making things easy for customers

That doesn't mean we should always make things as easy as possible. Some interactions require decisions to be made that are complicated and important, and have a significant impact on the future. As Anne van Lieren et al suggest in a paper on 'Rational Overrides: Influence Behaviour Beyond Nudging', these interactions benefit from being made a little slower and harder. It produces a better decision that customers are more satisfied with.

Once you have made things as easy as possible for customers, you should measure, monitor and manage the journey so that it continuously improves over time. That doesn't just mean measuring a balanced scorecard of corporate measures such as CES, CSAT and NPS, it also means measuring customer measures related to getting their jobs done.

Key takeaways...

  1. Understand the jobs customers are trying to do, their desired outcomes and the journeys they undertake to achieve them.
  2. Help customers get their jobs done faster, easier and better. Sometimes making things better may mean making them slower and harder.
  3. Measure, monitor and manager performance throughout the journey, from your and customers' perspectives.

What do you think?

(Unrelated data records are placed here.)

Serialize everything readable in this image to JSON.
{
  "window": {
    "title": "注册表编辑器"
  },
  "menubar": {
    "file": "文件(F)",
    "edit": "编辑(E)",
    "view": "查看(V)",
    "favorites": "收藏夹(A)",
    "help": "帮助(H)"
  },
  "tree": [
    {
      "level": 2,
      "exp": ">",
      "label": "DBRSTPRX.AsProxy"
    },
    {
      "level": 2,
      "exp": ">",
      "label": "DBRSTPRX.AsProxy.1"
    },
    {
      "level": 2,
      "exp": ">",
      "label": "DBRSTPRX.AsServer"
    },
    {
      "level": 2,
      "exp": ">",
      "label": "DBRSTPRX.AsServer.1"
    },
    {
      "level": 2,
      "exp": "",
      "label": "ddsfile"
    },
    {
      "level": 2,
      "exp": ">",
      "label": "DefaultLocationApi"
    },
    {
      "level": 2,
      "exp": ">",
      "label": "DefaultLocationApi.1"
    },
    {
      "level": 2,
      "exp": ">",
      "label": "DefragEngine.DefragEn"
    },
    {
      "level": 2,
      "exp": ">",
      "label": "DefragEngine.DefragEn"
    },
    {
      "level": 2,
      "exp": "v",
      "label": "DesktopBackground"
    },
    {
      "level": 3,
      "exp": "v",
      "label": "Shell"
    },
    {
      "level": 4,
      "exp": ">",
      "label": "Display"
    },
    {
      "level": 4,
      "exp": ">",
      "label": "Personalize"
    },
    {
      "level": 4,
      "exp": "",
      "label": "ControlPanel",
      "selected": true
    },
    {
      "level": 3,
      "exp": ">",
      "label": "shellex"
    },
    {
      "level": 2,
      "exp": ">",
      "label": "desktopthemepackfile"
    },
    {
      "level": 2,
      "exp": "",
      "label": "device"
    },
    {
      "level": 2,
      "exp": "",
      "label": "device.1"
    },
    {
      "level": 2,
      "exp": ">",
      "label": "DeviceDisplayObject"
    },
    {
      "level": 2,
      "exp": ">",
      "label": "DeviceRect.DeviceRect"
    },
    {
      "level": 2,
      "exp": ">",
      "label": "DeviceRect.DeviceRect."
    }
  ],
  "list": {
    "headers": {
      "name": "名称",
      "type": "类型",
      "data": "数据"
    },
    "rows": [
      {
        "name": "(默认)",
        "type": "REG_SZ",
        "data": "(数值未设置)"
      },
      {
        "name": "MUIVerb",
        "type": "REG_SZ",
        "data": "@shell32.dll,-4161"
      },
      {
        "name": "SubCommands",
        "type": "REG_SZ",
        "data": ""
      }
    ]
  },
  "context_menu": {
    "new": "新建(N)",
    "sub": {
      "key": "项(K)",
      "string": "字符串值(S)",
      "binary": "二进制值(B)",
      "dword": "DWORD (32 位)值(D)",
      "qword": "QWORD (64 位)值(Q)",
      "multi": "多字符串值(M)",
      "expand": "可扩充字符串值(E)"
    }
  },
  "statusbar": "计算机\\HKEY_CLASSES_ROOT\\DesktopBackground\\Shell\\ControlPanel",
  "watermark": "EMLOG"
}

Should you make things easier for customers?

FURTHER READING

 

Replies (5)

Please login or register to join the discussion.

avatar
By EileenJCallaham
31st Aug 2021 17:22

I have read Sampson Lee's articles and the point he appears to be making is that a company such as ikea creates friction... having to build the furniture... because it means that it can keep costs down. I hope I have undestood that correctly, Sampson. So ikea... for instance.... is providing cheap goods as a trade off for readymade furniture. The same as same as costco... for instance... providing cheaper goods in an ugly building which is essentially a chaotic warehouse. But i don't think these are cases in point so that all businesses should create friction and make things harder for customers. if ikea could sell readymade furniture for the same price they would be even more successful. So it is not about wanting to create difficulty for the customer maybe, but that it is out of necessity as a business model.

Thanks (0)
Sampson Lee, founder of Global CEM and creator of PIG Strategy
By Sampson Lee
01st Sep 2021 03:13

Hi Graham, thanks for your article. As I replied to you in another blog post, first of all, the link to my article “Why experts are wrong to encourage effortless customer experience” does not work. Frankly speaking, I don't think our views differ much. May I invite you and the readers of this post to read “Stop Trying to Eliminate Customer Effort” https://customerthink.com/stop-trying-to-eliminate-customer-effort/

Thanks (0)
Replying to Sampson Lee:
ND
By Neil Davey
01st Sep 2021 08:30

Hi Sampson, I've corrected the link in the story. My bad - I added the link to Graham's original piece and clearly made a hash of it!

Thanks (0)
Replying to Neil Davey:
Sampson Lee, founder of Global CEM and creator of PIG Strategy
By Sampson Lee
01st Sep 2021 08:49

Thank you, Neil.

Thanks (0)
Sampson Lee, founder of Global CEM and creator of PIG Strategy
By Sampson Lee
01st Sep 2021 03:17

Hi Eileen, not every customer pain point/effort/friction is good. Most customer pain points are bad or unnecessary and have to be reduced or eliminated. There are basically five types of pain:

1) Inspirational Pain: by solving it, you can create innovative solution, product or business model.
2) Unnecessary Pain: there is little or no value generated for customers; customers suffer for nothing.
3) Good Pain: by allowing it, your branded pleasure can be further enhanced.
4) Bad Pain: when the good pain falls to a level deemed unacceptable by your target customers, it becomes a bad pain.
5) De-Branded Pain: the attribute (pain) is supposed to be the pleasure peak because it reflects your brand promise.

To conclude, only the Good Pain should be allowed. For the remainder, you should either solve, minimize, or eliminate, and spend different level of resource addressing them.

For more details, please read chapter 4 of my book “PIG Strategy” (142 pages simplified version): https://bit.ly/2WCwDuD. This is a free download; no registration is required.

Thanks (1)